Phosphonated near-infrared fluorophores for biomedical imaging of bone

Citation:

H. Hyun, H. Wada, K. Bao, J. Gravier, Y. Yadav, M. Laramie, M. Henary, J. V. Frangioni, and H. S. Choi. 2014. “Phosphonated near-infrared fluorophores for biomedical imaging of bone.” Angewandte Chemie, 53, Pp. 10668-72.

Abstract:

The conventional method for creating targeted contrast agents is to conjugate separate targeting and fluorophore domains. A new strategy is based on the incorporation of targeting moieties into the non-delocalized structure of pentamethine and heptamethine indocyanines. Using the known affinity of phosphonates for bone minerals in a model system, two families of bifunctional molecules that target bone without requiring a traditional bisphosphonate are synthesized.
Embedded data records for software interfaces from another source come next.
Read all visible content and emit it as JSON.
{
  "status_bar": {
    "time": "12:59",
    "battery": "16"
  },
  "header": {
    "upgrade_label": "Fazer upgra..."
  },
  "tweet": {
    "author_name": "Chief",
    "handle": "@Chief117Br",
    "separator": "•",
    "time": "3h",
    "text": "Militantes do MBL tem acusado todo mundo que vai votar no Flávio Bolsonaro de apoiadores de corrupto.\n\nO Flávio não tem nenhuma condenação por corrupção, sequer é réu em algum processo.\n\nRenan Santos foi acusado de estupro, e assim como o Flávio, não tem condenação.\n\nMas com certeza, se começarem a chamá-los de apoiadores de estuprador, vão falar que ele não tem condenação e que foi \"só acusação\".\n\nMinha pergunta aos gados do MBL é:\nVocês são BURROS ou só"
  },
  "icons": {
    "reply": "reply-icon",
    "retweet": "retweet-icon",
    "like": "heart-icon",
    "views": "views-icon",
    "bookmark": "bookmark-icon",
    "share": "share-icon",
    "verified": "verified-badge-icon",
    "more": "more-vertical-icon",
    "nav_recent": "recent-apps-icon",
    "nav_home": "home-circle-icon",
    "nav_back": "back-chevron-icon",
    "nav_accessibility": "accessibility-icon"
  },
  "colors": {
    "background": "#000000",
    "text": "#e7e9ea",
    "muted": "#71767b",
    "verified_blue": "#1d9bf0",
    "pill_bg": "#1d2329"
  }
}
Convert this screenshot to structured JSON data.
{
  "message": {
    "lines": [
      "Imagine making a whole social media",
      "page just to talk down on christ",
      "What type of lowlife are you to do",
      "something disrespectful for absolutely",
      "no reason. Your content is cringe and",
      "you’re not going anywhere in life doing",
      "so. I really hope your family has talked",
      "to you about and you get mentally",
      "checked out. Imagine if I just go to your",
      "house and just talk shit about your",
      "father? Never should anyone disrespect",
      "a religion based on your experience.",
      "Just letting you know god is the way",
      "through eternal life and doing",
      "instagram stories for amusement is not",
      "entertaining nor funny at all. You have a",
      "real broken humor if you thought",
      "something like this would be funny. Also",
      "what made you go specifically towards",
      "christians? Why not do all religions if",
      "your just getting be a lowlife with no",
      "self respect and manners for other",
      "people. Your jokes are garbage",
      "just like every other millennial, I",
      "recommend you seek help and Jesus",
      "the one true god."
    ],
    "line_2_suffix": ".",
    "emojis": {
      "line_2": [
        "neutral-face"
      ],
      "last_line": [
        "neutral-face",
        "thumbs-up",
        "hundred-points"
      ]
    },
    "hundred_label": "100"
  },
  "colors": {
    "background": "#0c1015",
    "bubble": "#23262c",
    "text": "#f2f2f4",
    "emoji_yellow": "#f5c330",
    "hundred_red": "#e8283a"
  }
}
With peak fluorescence emissions at approximately 700 or 800 nm, these molecules can be used for fluorescence-assisted resection and exploration (FLARE) dual-channel imaging. Longitudinal FLARE studies in mice demonstrate that phosphonated near-infrared fluorophores remain stable in bone for over five weeks, and histological analysis confirms their incorporation into the bone matrix. Taken together, a new strategy for creating ultra-compact, targeted near-infrared fluorophores for various bioimaging applications is described.
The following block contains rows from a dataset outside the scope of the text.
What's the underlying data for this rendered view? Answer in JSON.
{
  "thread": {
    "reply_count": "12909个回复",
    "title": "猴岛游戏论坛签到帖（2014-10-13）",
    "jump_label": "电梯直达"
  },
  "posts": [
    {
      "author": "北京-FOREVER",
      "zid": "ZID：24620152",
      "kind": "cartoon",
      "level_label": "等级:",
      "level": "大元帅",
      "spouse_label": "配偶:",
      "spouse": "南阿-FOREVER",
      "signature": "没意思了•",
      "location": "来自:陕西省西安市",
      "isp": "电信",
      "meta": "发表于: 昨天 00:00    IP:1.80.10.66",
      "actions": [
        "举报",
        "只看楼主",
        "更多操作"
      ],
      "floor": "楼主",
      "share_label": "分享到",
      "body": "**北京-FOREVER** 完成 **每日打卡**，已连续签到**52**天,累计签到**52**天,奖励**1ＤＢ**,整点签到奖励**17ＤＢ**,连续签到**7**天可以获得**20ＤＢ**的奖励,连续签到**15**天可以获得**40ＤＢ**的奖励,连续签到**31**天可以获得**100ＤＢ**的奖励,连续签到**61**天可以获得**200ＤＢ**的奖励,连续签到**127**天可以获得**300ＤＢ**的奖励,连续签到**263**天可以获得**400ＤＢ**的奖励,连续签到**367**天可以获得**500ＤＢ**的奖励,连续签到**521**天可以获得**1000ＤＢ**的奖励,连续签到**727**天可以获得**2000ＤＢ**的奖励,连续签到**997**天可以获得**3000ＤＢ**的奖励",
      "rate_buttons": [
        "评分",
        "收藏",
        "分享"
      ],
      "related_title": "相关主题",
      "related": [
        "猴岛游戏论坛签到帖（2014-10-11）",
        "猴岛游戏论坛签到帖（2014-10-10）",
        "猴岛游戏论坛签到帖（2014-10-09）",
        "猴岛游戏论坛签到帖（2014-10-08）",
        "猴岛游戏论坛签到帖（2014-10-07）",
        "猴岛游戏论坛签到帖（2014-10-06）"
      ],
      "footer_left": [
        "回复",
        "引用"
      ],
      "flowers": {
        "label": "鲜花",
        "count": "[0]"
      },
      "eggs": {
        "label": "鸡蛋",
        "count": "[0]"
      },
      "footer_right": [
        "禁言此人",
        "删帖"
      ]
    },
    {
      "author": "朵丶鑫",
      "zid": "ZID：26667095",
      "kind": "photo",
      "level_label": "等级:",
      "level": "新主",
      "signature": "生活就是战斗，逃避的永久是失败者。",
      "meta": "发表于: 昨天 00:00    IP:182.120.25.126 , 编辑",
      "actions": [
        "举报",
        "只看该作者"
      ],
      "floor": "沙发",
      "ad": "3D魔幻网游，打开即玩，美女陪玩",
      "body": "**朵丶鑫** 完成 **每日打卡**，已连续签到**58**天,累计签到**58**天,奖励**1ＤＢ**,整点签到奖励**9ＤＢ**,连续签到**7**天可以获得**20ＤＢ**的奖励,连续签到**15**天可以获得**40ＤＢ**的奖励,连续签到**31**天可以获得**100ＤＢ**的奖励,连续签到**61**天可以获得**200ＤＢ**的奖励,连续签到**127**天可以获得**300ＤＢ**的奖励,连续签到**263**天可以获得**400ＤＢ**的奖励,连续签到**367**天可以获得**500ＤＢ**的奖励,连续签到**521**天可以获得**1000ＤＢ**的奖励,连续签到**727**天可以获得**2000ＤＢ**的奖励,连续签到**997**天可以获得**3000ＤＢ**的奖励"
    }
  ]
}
Notes:

Hyun, HoonWada, HideyukiBao, KaiGravier, JulienYadav, YogeshLaramie, MattHenary, MagedFrangioni, John VChoi, Hak SooGermanyInternational ed. in EnglishAngew Chem Int Ed Engl. 2014 Sep 26;53(40):10668-72. doi: 10.1002/anie.201404930. Epub 2014 Aug 19.